As long as you aren't dual booting with a lame OS then you won't need to manually adjust for daylight saving - the Linux timezone should take care of that.
If you *are* dual booting with a lame OS, you have bigger problems - I normally keep the lame OS in GMT (of course closer here in the UK) and let Linux worry about daylight saving.
Some Lame OSs seem to have the stupid idea of storing the time in the hardware clock in local time with daylight savings. This is a fantastically bad thing to do, because it means they have to adjust the hardware clock twice a year, but have no way of telling other OSs (even by the same vendor) on the same machine that they've done that, meaning that they cannot possibly get it right in the long term.
All systems which are vaguely sensible keep the hardware clock in UTC. Or at least the same timezone all year.

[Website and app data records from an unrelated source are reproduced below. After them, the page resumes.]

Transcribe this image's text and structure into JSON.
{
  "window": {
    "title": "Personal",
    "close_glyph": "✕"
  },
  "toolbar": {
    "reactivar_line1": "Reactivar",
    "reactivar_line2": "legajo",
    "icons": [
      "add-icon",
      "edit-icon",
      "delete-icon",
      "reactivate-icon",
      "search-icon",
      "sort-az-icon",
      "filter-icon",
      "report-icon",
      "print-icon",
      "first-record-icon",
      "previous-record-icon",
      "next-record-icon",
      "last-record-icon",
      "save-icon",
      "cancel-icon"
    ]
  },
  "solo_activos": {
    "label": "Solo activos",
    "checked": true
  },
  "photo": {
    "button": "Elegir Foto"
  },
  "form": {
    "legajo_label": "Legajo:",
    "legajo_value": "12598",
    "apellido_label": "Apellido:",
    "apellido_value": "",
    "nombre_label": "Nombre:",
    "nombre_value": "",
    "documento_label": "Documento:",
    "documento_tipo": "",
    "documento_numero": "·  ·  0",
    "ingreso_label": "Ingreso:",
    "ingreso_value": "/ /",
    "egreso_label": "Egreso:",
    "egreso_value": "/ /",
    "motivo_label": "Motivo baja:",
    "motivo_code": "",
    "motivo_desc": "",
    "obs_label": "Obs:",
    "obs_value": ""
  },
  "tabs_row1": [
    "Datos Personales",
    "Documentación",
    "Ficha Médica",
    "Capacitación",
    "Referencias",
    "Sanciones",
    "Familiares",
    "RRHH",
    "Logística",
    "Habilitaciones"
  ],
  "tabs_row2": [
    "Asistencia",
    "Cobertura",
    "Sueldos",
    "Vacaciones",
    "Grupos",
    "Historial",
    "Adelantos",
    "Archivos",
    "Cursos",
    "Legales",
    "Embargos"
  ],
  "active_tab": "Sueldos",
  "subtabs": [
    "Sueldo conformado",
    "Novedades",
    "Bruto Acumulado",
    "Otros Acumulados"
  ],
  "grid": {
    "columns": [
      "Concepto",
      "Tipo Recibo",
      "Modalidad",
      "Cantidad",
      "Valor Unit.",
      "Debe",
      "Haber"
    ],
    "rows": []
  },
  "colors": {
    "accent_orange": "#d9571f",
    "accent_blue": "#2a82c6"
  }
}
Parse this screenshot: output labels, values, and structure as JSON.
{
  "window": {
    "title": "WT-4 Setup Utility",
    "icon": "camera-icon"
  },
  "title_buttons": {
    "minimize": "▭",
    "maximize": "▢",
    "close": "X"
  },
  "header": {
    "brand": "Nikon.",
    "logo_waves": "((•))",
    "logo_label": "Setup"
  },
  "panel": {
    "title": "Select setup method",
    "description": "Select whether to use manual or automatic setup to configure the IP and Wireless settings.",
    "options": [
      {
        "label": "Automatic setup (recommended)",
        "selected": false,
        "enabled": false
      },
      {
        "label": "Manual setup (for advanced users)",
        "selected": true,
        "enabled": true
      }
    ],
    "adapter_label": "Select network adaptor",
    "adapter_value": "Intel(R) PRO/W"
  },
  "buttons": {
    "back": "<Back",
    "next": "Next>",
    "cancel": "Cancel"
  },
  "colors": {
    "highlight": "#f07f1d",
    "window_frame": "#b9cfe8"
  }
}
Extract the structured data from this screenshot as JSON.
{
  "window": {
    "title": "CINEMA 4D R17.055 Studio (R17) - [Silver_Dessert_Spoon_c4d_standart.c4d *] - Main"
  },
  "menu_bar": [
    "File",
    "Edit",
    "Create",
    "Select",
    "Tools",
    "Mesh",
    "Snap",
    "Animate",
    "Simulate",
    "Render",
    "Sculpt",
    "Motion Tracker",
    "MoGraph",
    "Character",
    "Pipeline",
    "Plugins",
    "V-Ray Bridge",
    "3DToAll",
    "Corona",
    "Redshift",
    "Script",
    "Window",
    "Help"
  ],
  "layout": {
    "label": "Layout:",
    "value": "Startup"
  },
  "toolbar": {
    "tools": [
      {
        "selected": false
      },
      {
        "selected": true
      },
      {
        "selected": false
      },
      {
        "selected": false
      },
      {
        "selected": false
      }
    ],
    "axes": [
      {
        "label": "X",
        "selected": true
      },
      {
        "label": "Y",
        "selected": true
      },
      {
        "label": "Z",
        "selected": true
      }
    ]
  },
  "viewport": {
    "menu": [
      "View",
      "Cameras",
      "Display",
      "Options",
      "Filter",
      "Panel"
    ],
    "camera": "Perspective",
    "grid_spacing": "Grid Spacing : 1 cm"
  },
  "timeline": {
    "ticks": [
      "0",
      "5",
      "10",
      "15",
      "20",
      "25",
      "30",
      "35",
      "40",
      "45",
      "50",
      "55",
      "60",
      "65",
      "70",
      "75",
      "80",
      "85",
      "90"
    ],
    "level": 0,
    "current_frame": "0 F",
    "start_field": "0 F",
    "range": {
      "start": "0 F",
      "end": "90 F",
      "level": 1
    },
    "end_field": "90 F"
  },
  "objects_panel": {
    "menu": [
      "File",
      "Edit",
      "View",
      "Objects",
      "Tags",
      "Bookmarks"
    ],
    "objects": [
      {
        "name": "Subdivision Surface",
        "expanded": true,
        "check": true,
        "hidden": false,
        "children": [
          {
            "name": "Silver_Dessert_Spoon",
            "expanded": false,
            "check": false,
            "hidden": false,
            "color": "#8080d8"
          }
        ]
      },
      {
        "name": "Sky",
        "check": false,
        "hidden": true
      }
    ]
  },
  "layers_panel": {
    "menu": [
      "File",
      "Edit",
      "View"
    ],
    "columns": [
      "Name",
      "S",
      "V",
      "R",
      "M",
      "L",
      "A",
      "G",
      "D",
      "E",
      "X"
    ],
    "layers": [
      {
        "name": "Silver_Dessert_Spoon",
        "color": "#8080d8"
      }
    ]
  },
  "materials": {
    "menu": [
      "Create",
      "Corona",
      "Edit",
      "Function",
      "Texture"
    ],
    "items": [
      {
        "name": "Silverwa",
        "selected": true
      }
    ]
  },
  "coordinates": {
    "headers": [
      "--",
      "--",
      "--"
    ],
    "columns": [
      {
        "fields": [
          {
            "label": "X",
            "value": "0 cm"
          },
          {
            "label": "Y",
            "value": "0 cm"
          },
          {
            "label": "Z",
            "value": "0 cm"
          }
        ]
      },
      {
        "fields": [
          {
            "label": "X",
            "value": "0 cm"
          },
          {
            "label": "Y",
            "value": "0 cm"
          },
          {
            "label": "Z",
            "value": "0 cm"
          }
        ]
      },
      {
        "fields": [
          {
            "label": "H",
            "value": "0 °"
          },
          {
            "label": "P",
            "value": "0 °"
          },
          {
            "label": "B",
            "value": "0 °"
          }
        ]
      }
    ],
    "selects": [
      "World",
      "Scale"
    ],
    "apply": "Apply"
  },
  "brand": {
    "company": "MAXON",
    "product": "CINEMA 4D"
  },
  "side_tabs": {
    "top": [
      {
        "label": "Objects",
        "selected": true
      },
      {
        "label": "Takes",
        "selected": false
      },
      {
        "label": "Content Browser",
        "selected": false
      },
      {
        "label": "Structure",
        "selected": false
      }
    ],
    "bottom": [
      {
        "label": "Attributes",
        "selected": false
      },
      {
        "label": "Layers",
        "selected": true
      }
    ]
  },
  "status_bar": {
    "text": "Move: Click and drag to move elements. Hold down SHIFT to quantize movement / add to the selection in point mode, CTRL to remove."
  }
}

As for your problem - Presumably Redhat's KDE desktop or whatever just doesn't work properly, just adjust it from the command line with the "date" command (read the man page).